Trademark essentially refers to a brand name. It can be in the form of a name, symbol, or slogan that distinguishes a product or business from its competitors. If someone else tries to use something similar to your registered trademark, you can legally stop them from doing so.

Under the U.S. Patent and Trademark rules, the trademark you intend to register must be distinct and in business use. If you want to register a trademark that is not yet in commercial use, you must make a good faith written argument claiming that you intend to use the trademark in commerce at some point in future.

A trademark can be distinctive in four different ways:

  • Descriptive
  • Suggestive
  • Fanciful or arbitrary
  • Generic

Suggestive and arbitrary trademarks are considered as being inherently distinctive. Whoever first registers them gets the rights to use them. Descriptive marks, personal names, and geographic terms may be registered as trademark only if they have a well-established secondary meaning in the minds of the consumers. You cannot trademark a generic term.

Trademarking Your Business Name

Although not required by law, you may want to trademark your business name. It will prevent others from using a name similar to yours.

Many banks require you to have your business name trademarked in order to be able to open a bank account in your business name. Some banks may allow you to open a business account in your Doing Business As (DBA) name. Although DBAs allow you to operate business under a fictitious name, they do not provide any legal protection against the use of a business name similar to yours.

Trademarking a name also gives you the legal rights to its exclusive usage in specific locations across the city, state, or nation. The holder of a registered trademark can mark his products, and no one else is allowed to use the trademarked name, symbol, or slogan in that specific region.

Trademarks help consumers make a safe and confident purchasing decision. A business dealing in products or services bearing its trademark is bound to be more responsible towards them. Businesses usually take pride in maintaining the quality of their trademarked products. Trademarks thus offer protection for businesses and consumers alike.

Trademarks are an essential tool for consumer protection and global economic growth. They promote freedom of choice and encourage healthy competition, benefiting all the stakeholders, including consumers, employees, and brand owners.

Brand rankings and studies conducted by the European Union, World Intellectual Property Organization (WIPO), and several agencies in the United States demonstrate the value of trademarks in today's business environment.

Trademark Search and Registration Cost

  • The U.S. Patent and Trademark Office (USPTO) offers an online database of trademarks.
  • You can conduct a search of their database to make sure that there is no existing trademark similar to what you propose to register.
  • USPTO charges $275 for the initial trademark registration.
  • You will be required to pay a few hundred dollars after five years of registration and thereafter, a few hundred dollars every 10 years.

The Importance of Trademarks

Trademarks are an effective tool of communication. You can convey your brand message in an emotional and intellectual manner through your trademark.
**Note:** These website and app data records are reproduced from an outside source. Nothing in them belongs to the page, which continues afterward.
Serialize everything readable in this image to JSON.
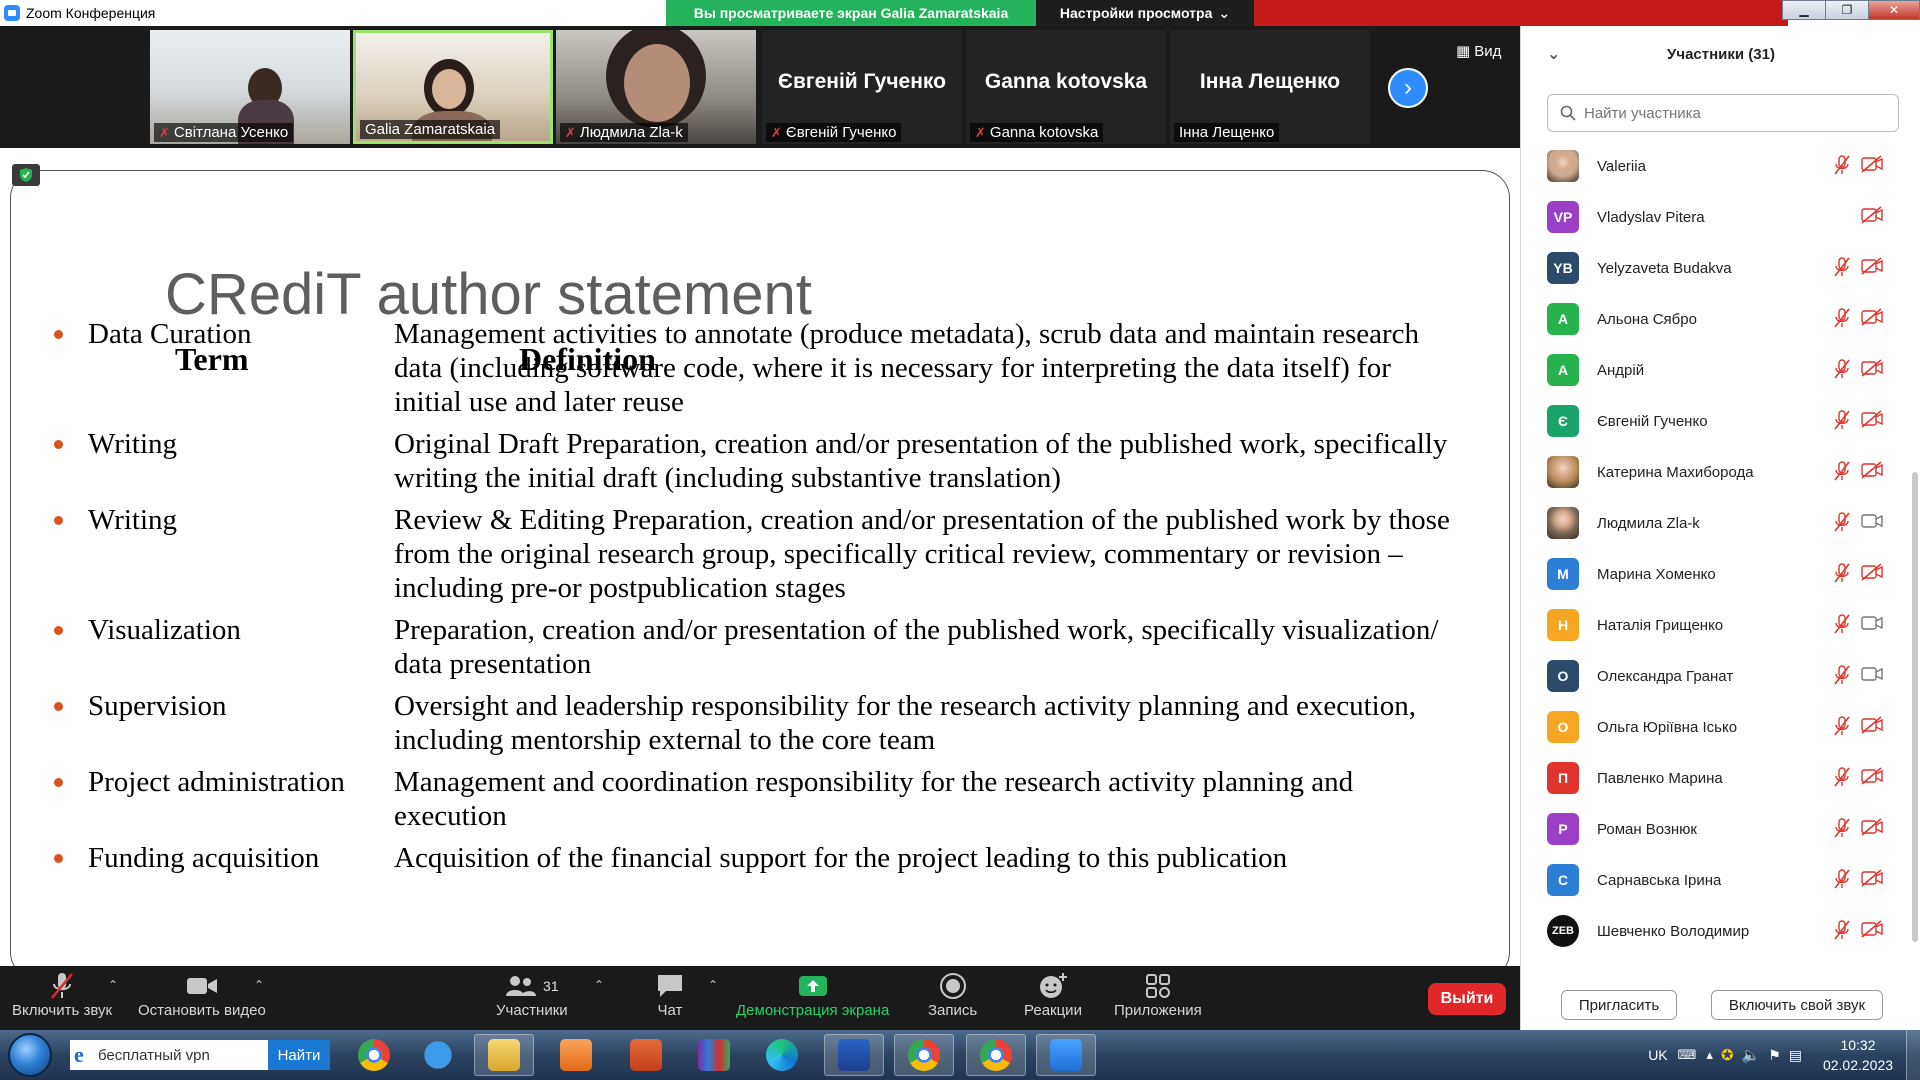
{
  "window": {
    "title": "Zoom Конференция",
    "share_banner": "Вы просматриваете экран Galia Zamaratskaia",
    "view_settings": "Настройки просмотра"
  },
  "videos": {
    "view_label": "Вид",
    "tiles": [
      {
        "name": "Світлана Усенко",
        "muted": true
      },
      {
        "name": "Galia Zamaratskaia",
        "muted": false
      },
      {
        "name": "Людмила Zla-k",
        "muted": true
      },
      {
        "name": "Євгеній Гученко",
        "big_name": "Євгеній Гученко",
        "muted": true
      },
      {
        "name": "Ganna kotovska",
        "big_name": "Ganna kotovska",
        "muted": true
      },
      {
        "name": "Інна Лещенко",
        "big_name": "Інна Лещенко",
        "muted": false
      }
    ]
  },
  "slide": {
    "title": "CRediT author statement",
    "col_term": "Term",
    "col_definition": "Definition",
    "rows": [
      {
        "term": "Data Curation",
        "definition": "Management activities to annotate (produce metadata), scrub data and maintain research data (including software code, where it is necessary for interpreting the data itself) for initial use and later reuse"
      },
      {
        "term": "Writing",
        "definition": "Original Draft      Preparation, creation and/or presentation of the published work, specifically writing the initial draft (including substantive translation)"
      },
      {
        "term": "Writing",
        "definition": "Review & Editing Preparation, creation and/or presentation of the published work by those from the original research group, specifically critical review, commentary or revision – including pre-or postpublication stages"
      },
      {
        "term": "Visualization",
        "definition": "Preparation, creation and/or presentation of the published work, specifically visualization/ data presentation"
      },
      {
        "term": "Supervision",
        "definition": "Oversight and leadership responsibility for the research activity planning and execution, including mentorship external to the core team"
      },
      {
        "term": "Project administration",
        "definition": "Management and coordination responsibility for the research activity planning and execution"
      },
      {
        "term": "Funding acquisition",
        "definition": "Acquisition of the financial support for the project leading to this publication"
      }
    ]
  },
  "toolbar": {
    "unmute": "Включить звук",
    "stop_video": "Остановить видео",
    "participants": "Участники",
    "participants_count": "31",
    "chat": "Чат",
    "share_screen": "Демонстрация экрана",
    "record": "Запись",
    "reactions": "Реакции",
    "apps": "Приложения",
    "leave": "Выйти"
  },
  "panel": {
    "title": "Участники (31)",
    "search_placeholder": "Найти участника",
    "invite": "Пригласить",
    "unmute_me": "Включить свой звук",
    "participants": [
      {
        "name": "Valeriia",
        "initials": "",
        "color": "#c9a98f",
        "photo": true,
        "mic_muted": true,
        "video_off": true
      },
      {
        "name": "Vladyslav Pitera",
        "initials": "VP",
        "color": "#9b3fc7",
        "photo": false,
        "mic_muted": false,
        "video_off": true
      },
      {
        "name": "Yelyzaveta Budakva",
        "initials": "YB",
        "color": "#2d4a6b",
        "photo": false,
        "mic_muted": true,
        "video_off": true
      },
      {
        "name": "Альона Сябро",
        "initials": "А",
        "color": "#27b34b",
        "photo": false,
        "mic_muted": true,
        "video_off": true
      },
      {
        "name": "Андрій",
        "initials": "А",
        "color": "#27b34b",
        "photo": false,
        "mic_muted": true,
        "video_off": true
      },
      {
        "name": "Євгеній Гученко",
        "initials": "Є",
        "color": "#1aa36b",
        "photo": false,
        "mic_muted": true,
        "video_off": true
      },
      {
        "name": "Катерина Махибородa",
        "initials": "",
        "color": "#b58c5a",
        "photo": true,
        "mic_muted": true,
        "video_off": true
      },
      {
        "name": "Людмила Zla-k",
        "initials": "",
        "color": "#7a6a5a",
        "photo": true,
        "mic_muted": true,
        "video_off": false
      },
      {
        "name": "Марина Хоменко",
        "initials": "М",
        "color": "#2d7fd6",
        "photo": false,
        "mic_muted": true,
        "video_off": true
      },
      {
        "name": "Наталія Грищенко",
        "initials": "Н",
        "color": "#f5a623",
        "photo": false,
        "mic_muted": true,
        "video_off": false
      },
      {
        "name": "Олександра Гранат",
        "initials": "О",
        "color": "#2d4a6b",
        "photo": false,
        "mic_muted": true,
        "video_off": false
      },
      {
        "name": "Ольга Юріївна Ісько",
        "initials": "О",
        "color": "#f5a623",
        "photo": false,
        "mic_muted": true,
        "video_off": true
      },
      {
        "name": "Павленко Марина",
        "initials": "П",
        "color": "#e0342c",
        "photo": false,
        "mic_muted": true,
        "video_off": true
      },
      {
        "name": "Роман Вознюк",
        "initials": "Р",
        "color": "#9b3fc7",
        "photo": false,
        "mic_muted": true,
        "video_off": true
      },
      {
        "name": "Сарнавська Ірина",
        "initials": "С",
        "color": "#2d7fd6",
        "photo": false,
        "mic_muted": true,
        "video_off": true
      },
      {
        "name": "Шевченко Володимир",
        "initials": "ZEB",
        "color": "#111111",
        "photo": false,
        "mic_muted": true,
        "video_off": true
      }
    ]
  },
  "taskbar": {
    "search_value": "бесплатный vpn",
    "find_button": "Найти",
    "lang": "UK",
    "time": "10:32",
    "date": "02.02.2023",
    "apps": [
      "chrome-icon",
      "ie-icon",
      "explorer-icon",
      "media-player-icon",
      "powerpoint-icon",
      "winrar-icon",
      "edge-icon",
      "word-icon",
      "chrome-profile-icon",
      "chrome-profile-icon",
      "zoom-icon"
    ]
  },
  "colors": {
    "share_green": "#24b35a",
    "zoom_blue": "#2d8cff",
    "leave_red": "#e02828",
    "bullet_orange": "#d9531e"
  }
}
Your trademark need not be a word; you can even use a design, which can be recognized without any language barriers. For example, the Nike symbol is recognized across the world regardless of language and nationality.

In a crowded marketplace where it's hard to distinguish yourself from your competitors, trademarks help your customers find you. They make your products and business stand out from others.

Along with your business reputation, the value of your trademarks appreciates over time. Additionally, you can use a trademark established in one industry to diversify your business into another. For example, if you are well-established in the personal care industry, you can leverage your brand name to launch a clothing line. If you so desire, you can also use your trademark to sell your business to a larger company.

Ultimately, your trademark is an important part of your brand's identity. It helps you build a trusted relationship with your customers and gives you legal ground to stand on in case someone else tries to infringe on your trademark.

If you need help answering questions like “why is trademark important?” you can post your legal need on UpCounsel's marketplace. UpCounsel accepts only the top 5 percent of lawyers to its site. Lawyers on UpCounsel come from law schools such as Harvard Law and Yale Law and average 14 years of legal experience, including work with or on behalf of companies like Google, Stripe, and Twilio.